sexiest job of the twenty‐first century (Davenport and Patil, 2012).
Finally, my patience paid off. But what does that really mean? What
does it mean to be a data scientist? What does it mean to be data
driven? What does it mean to invest in data? Not that many years ago,
I had to work really hard to prove to healthcare organizations that data
was the way forward. Today, I find myself trying to be heard above
the noise. Data has become so ubiquitous, so popularized that we’ve
forgotten what it really takes to do the work. We’ve fallen victim to
the “Keeping Up with the Joneses: Data Edition.” We can’t articulate
the value that data will provide for our own organization.
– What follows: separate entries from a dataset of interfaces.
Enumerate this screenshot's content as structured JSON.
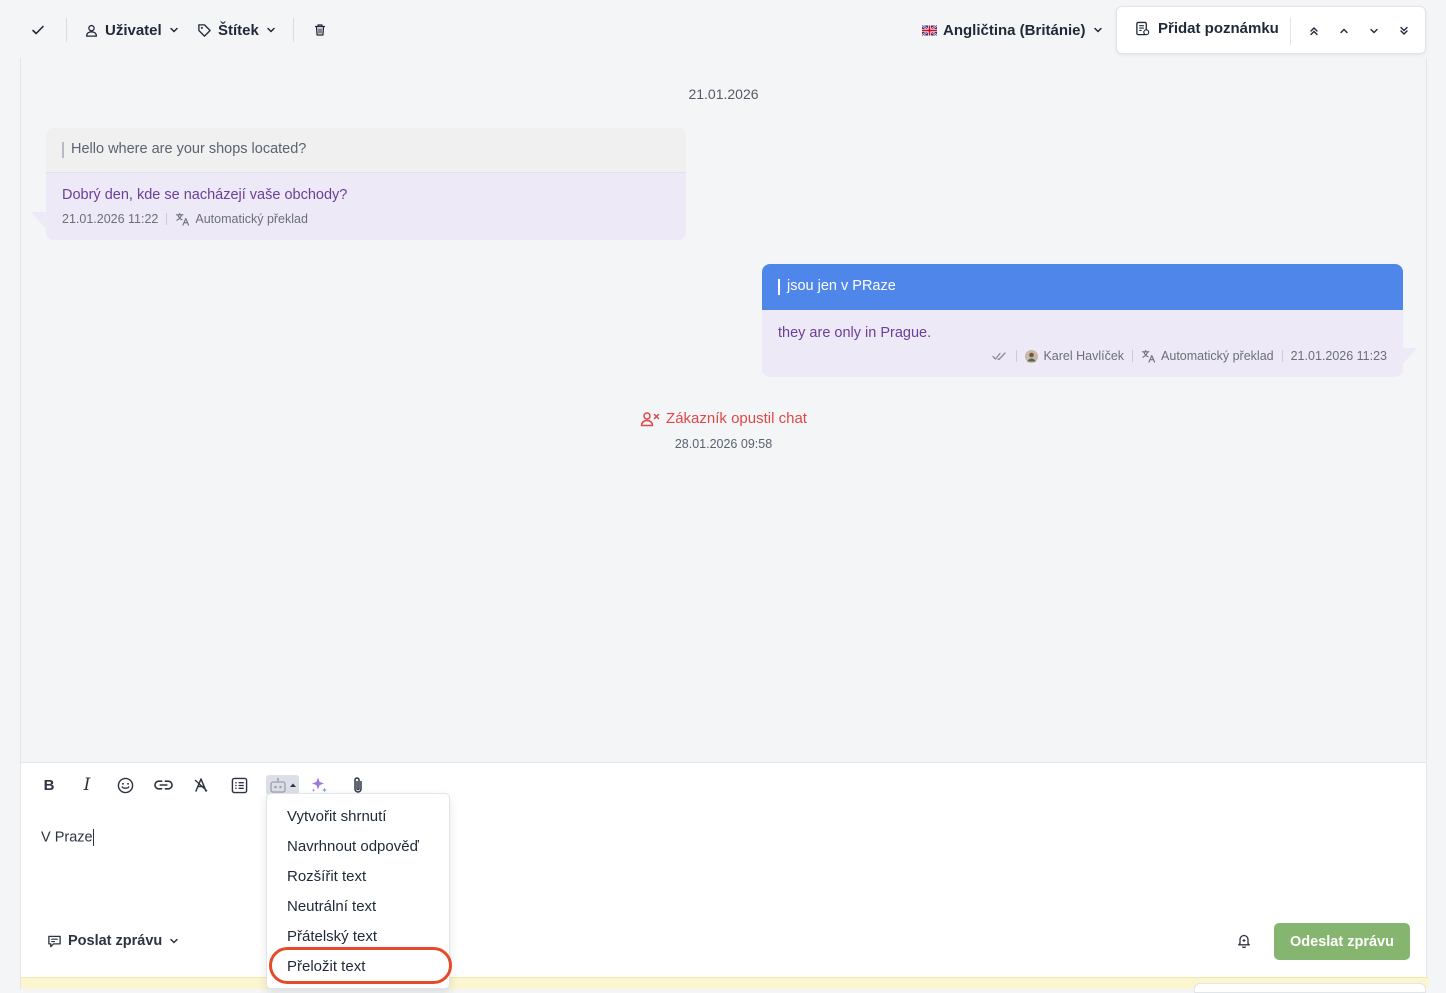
{
  "toolbar": {
    "user_label": "Uživatel",
    "tag_label": "Štítek",
    "language_label": "Angličtina (Británie)",
    "add_note_label": "Přidat poznámku"
  },
  "conversation": {
    "date_header": "21.01.2026",
    "incoming": {
      "original": "Hello where are your shops located?",
      "translated": "Dobrý den, kde se nacházejí vaše obchody?",
      "time": "21.01.2026 11:22",
      "translation_label": "Automatický překlad"
    },
    "outgoing": {
      "original": "jsou jen v PRaze",
      "translated": "they are only in Prague.",
      "agent": "Karel Havlíček",
      "translation_label": "Automatický překlad",
      "time": "21.01.2026 11:23"
    },
    "event": {
      "label": "Zákazník opustil chat",
      "time": "28.01.2026 09:58"
    }
  },
  "composer": {
    "text": "V Praze",
    "send_mode_label": "Poslat zprávu",
    "send_button_label": "Odeslat zprávu"
  },
  "ai_menu": {
    "items": [
      "Vytvořit shrnutí",
      "Navrhnout odpověď",
      "Rozšířit text",
      "Neutrální text",
      "Přátelský text",
      "Přeložit text"
    ],
    "highlighted": "Přeložit text"
  },
  "colors": {
    "accent_blue": "#4f86ea",
    "translated_text": "#6b3f9a",
    "send_button": "#86b56f",
    "event_red": "#e04848",
    "highlight_ring": "#e34b2a"
  }
}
In our fast‐
paced, soda‐pop, YouTube‐clip world, data has become a Hollywood
starlet. We put you on a pedestal and then beat it down. We need you,
we want you, yet we don’t want to invest in you.
If I sound frustrated, it’s because I am. At least once a month I get
a call from the executive of a healthcare company that goes something
“Laura, we’ve spent a year and a million dollars and we don’t have
anything to show for it.”
“What was your goal?”
“To do BI.”
“Okay, what do you have now?”
“A system that takes eight minutes to return one report that tells
us how many patients we have.”
W h a t D o e s D a t a M e a n t o Y o u ? â•› ◂â•…
I wish this was the exception. I’m still surprised that, for all the
talk, when I get onsite at a hospital or health plan and start peeling
back the layers I’m confronted with the reality that is healthcare—a
data warehouse pulled together by transactional data experts at best,
or at worst, a series of tables that were created by some savvy business
users that’s called a warehouse. The gap in the reality of what exists
and the stuff you hear advertised in case studies is so large you can’t
see the other side.
Data Is a Four‐Letter Word
I still believe data is the way forward, but it’s not an easy way forward.
Creating a data‐driven healthcare organization (DDHO) means that we
have to slow down long enough to plan. We have to know and ar
ticulate the value that our data can bring to our organizations. But we
also have to know when to say stop so we can reassess and reengage.
Data can be powerful and valuable, but before it becomes that, it can
be an unforgiving master. We have to change the culture of healthcare
to become a data‐driven industry. We have to get rid of the naysayers
and stop thinking about data as either our salvation or our end. It’s just
data. It’s neither good nor bad. It’s what you do with it that matters.
First, let’s determine if becoming data driven is the right thing for the
industry or, more specifically, your organization. During my corporate
life I’ve had to write a number of SWOT analyses. Popularized as a ma
trix, it breaks down the strengths, weaknesses, opportunities, and threats of
a project or program (Wikipedia Contributors, 2013). (See Figure 1.1.)
Powerful case studies from power users
Current value of key report
Knowledge of data and organization
Lack of focus
Perception of value versus cost
Previous failed attempts
Competitors are doing it
Expectation from customers/stakeholders
Entire cottage indusry
Legislation (HITECH and ACA)
Confusing, conflicting advice
Focus on hot topics distracts from the work
Lack of standardization
Figure 1.1â•‡ SWOT